§ What the task asks:
Restate the records word for word. Include no pictures.

*** Opening of Supplied records ***

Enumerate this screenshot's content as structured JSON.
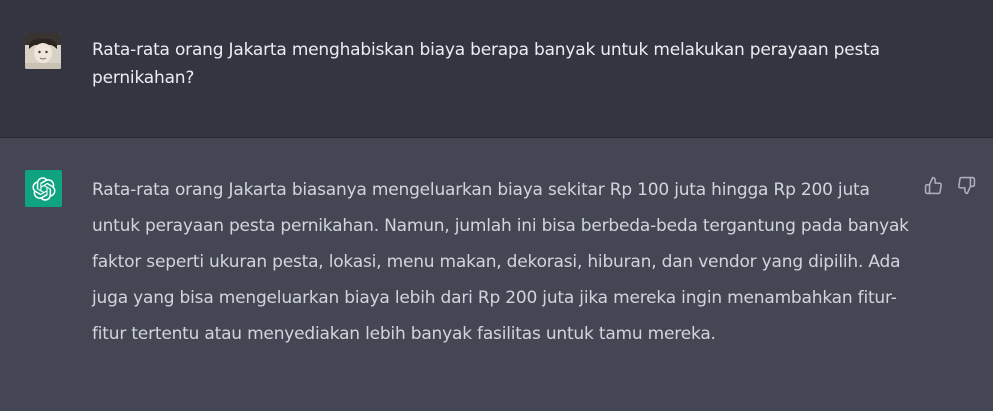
{
  "conversation": {
    "user_message": {
      "avatar_icon": "user-avatar-photo",
      "text": "Rata-rata orang Jakarta menghabiskan biaya berapa banyak untuk melakukan perayaan pesta pernikahan?"
    },
    "assistant_message": {
      "avatar_icon": "openai-logo-icon",
      "avatar_color": "#10a37f",
      "text": "Rata-rata orang Jakarta biasanya mengeluarkan biaya sekitar Rp 100 juta hingga Rp 200 juta untuk perayaan pesta pernikahan. Namun, jumlah ini bisa berbeda-beda tergantung pada banyak faktor seperti ukuran pesta, lokasi, menu makan, dekorasi, hiburan, dan vendor yang dipilih. Ada juga yang bisa mengeluarkan biaya lebih dari Rp 200 juta jika mereka ingin menambahkan fitur-fitur tertentu atau menyediakan lebih banyak fasilitas untuk tamu mereka.",
      "feedback": {
        "like_icon": "thumbs-up-icon",
        "dislike_icon": "thumbs-down-icon"
      }
    }
  },
  "colors": {
    "user_bg": "#343541",
    "assistant_bg": "#444654",
    "user_text": "#ececf1",
    "assistant_text": "#d1d5db",
    "accent": "#10a37f"
  }
}
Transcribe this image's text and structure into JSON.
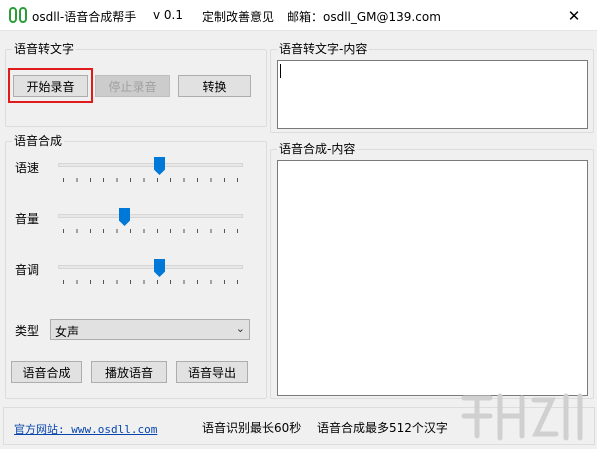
{
  "window": {
    "title": "osdll-语音合成帮手",
    "version": "v 0.1",
    "feedback": "定制改善意见",
    "email": "邮箱：osdll_GM@139.com",
    "close_glyph": "✕"
  },
  "stt": {
    "group_title": "语音转文字",
    "start_label": "开始录音",
    "stop_label": "停止录音",
    "convert_label": "转换",
    "content_title": "语音转文字-内容",
    "content_value": ""
  },
  "tts": {
    "group_title": "语音合成",
    "speed_label": "语速",
    "speed_value": 0.55,
    "volume_label": "音量",
    "volume_value": 0.35,
    "pitch_label": "音调",
    "pitch_value": 0.55,
    "type_label": "类型",
    "type_value": "女声",
    "synth_label": "语音合成",
    "play_label": "播放语音",
    "export_label": "语音导出",
    "content_title": "语音合成-内容",
    "content_value": ""
  },
  "status": {
    "site": "官方网站: www.osdll.com",
    "limit_recognize": "语音识别最长60秒",
    "limit_synth": "语音合成最多512个汉字"
  },
  "colors": {
    "accent": "#0078d7",
    "focus": "#e01b1b",
    "link": "#0645ad"
  }
}
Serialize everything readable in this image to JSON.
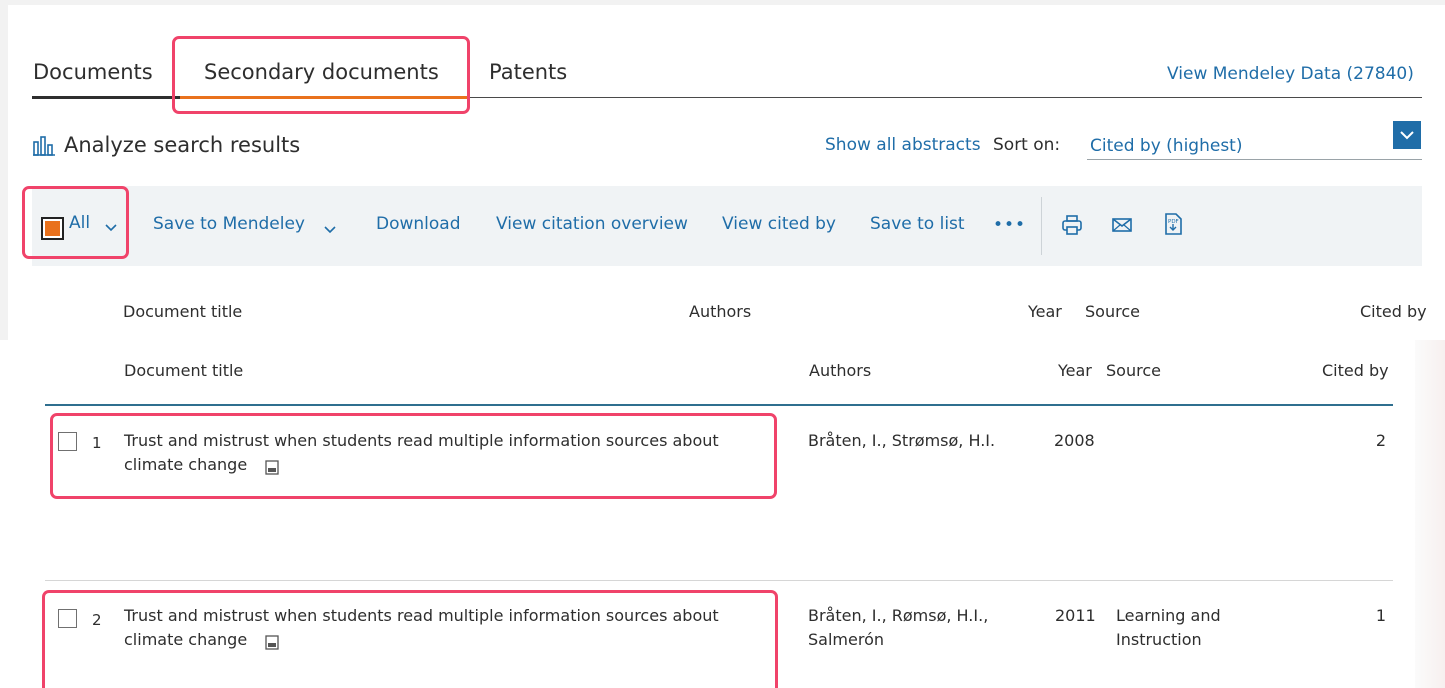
{
  "tabs": {
    "documents": "Documents",
    "secondary": "Secondary documents",
    "patents": "Patents"
  },
  "mendeley_data_link": "View Mendeley Data (27840)",
  "analyze_label": "Analyze search results",
  "show_abstracts": "Show all abstracts",
  "sort_label": "Sort on:",
  "sort_value": "Cited by (highest)",
  "select_all_label": "All",
  "toolbar": {
    "save_mendeley": "Save to Mendeley",
    "download": "Download",
    "citation_overview": "View citation overview",
    "cited_by": "View cited by",
    "save_list": "Save to list",
    "more": "•••"
  },
  "columns": {
    "title": "Document title",
    "authors": "Authors",
    "year": "Year",
    "source": "Source",
    "cited": "Cited by"
  },
  "rows": [
    {
      "num": "1",
      "title_line1": "Trust and mistrust when students read multiple information sources about",
      "title_line2": "climate change",
      "authors_line1": "Bråten, I., Strømsø, H.I.",
      "authors_line2": "",
      "year": "2008",
      "source_line1": "",
      "source_line2": "",
      "cited": "2"
    },
    {
      "num": "2",
      "title_line1": "Trust and mistrust when students read multiple information sources about",
      "title_line2": "climate change",
      "authors_line1": "Bråten, I., Rømsø, H.I.,",
      "authors_line2": "Salmerón",
      "year": "2011",
      "source_line1": "Learning and",
      "source_line2": "Instruction",
      "cited": "1"
    }
  ],
  "colors": {
    "accent_orange": "#e9711c",
    "link_blue": "#1f6da8",
    "highlight_pink": "#f0436a",
    "table_rule": "#2f6f8f"
  }
}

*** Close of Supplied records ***

§ Result of the task:
Enumerate this screenshot's content as structured JSON.
{
  "conversation": {
    "user_message": {
      "avatar_icon": "user-avatar-photo",
      "text": "Rata-rata orang Jakarta menghabiskan biaya berapa banyak untuk melakukan perayaan pesta pernikahan?"
    },
    "assistant_message": {
      "avatar_icon": "openai-logo-icon",
      "avatar_color": "#10a37f",
      "text": "Rata-rata orang Jakarta biasanya mengeluarkan biaya sekitar Rp 100 juta hingga Rp 200 juta untuk perayaan pesta pernikahan. Namun, jumlah ini bisa berbeda-beda tergantung pada banyak faktor seperti ukuran pesta, lokasi, menu makan, dekorasi, hiburan, dan vendor yang dipilih. Ada juga yang bisa mengeluarkan biaya lebih dari Rp 200 juta jika mereka ingin menambahkan fitur-fitur tertentu atau menyediakan lebih banyak fasilitas untuk tamu mereka.",
      "feedback": {
        "like_icon": "thumbs-up-icon",
        "dislike_icon": "thumbs-down-icon"
      }
    }
  },
  "colors": {
    "user_bg": "#343541",
    "assistant_bg": "#444654",
    "user_text": "#ececf1",
    "assistant_text": "#d1d5db",
    "accent": "#10a37f"
  }
}
Transcribe this image's text and structure into JSON.
{
  "window": {
    "title": "osdll-语音合成帮手",
    "version": "v 0.1",
    "feedback": "定制改善意见",
    "email": "邮箱：osdll_GM@139.com",
    "close_glyph": "✕"
  },
  "stt": {
    "group_title": "语音转文字",
    "start_label": "开始录音",
    "stop_label": "停止录音",
    "convert_label": "转换",
    "content_title": "语音转文字-内容",
    "content_value": ""
  },
  "tts": {
    "group_title": "语音合成",
    "speed_label": "语速",
    "speed_value": 0.55,
    "volume_label": "音量",
    "volume_value": 0.35,
    "pitch_label": "音调",
    "pitch_value": 0.55,
    "type_label": "类型",
    "type_value": "女声",
    "synth_label": "语音合成",
    "play_label": "播放语音",
    "export_label": "语音导出",
    "content_title": "语音合成-内容",
    "content_value": ""
  },
  "status": {
    "site": "官方网站: www.osdll.com",
    "limit_recognize": "语音识别最长60秒",
    "limit_synth": "语音合成最多512个汉字"
  },
  "colors": {
    "accent": "#0078d7",
    "focus": "#e01b1b",
    "link": "#0645ad"
  }
}
Serialize everything readable in this image to JSON.
{
  "tabs": {
    "documents": "Documents",
    "secondary": "Secondary documents",
    "patents": "Patents"
  },
  "mendeley_data_link": "View Mendeley Data (27840)",
  "analyze_label": "Analyze search results",
  "show_abstracts": "Show all abstracts",
  "sort_label": "Sort on:",
  "sort_value": "Cited by (highest)",
  "select_all_label": "All",
  "toolbar": {
    "save_mendeley": "Save to Mendeley",
    "download": "Download",
    "citation_overview": "View citation overview",
    "cited_by": "View cited by",
    "save_list": "Save to list",
    "more": "•••"
  },
  "columns": {
    "title": "Document title",
    "authors": "Authors",
    "year": "Year",
    "source": "Source",
    "cited": "Cited by"
  },
  "rows": [
    {
      "num": "1",
      "title_line1": "Trust and mistrust when students read multiple information sources about",
      "title_line2": "climate change",
      "authors_line1": "Bråten, I., Strømsø, H.I.",
      "authors_line2": "",
      "year": "2008",
      "source_line1": "",
      "source_line2": "",
      "cited": "2"
    },
    {
      "num": "2",
      "title_line1": "Trust and mistrust when students read multiple information sources about",
      "title_line2": "climate change",
      "authors_line1": "Bråten, I., Rømsø, H.I.,",
      "authors_line2": "Salmerón",
      "year": "2011",
      "source_line1": "Learning and",
      "source_line2": "Instruction",
      "cited": "1"
    }
  ],
  "colors": {
    "accent_orange": "#e9711c",
    "link_blue": "#1f6da8",
    "highlight_pink": "#f0436a",
    "table_rule": "#2f6f8f"
  }
}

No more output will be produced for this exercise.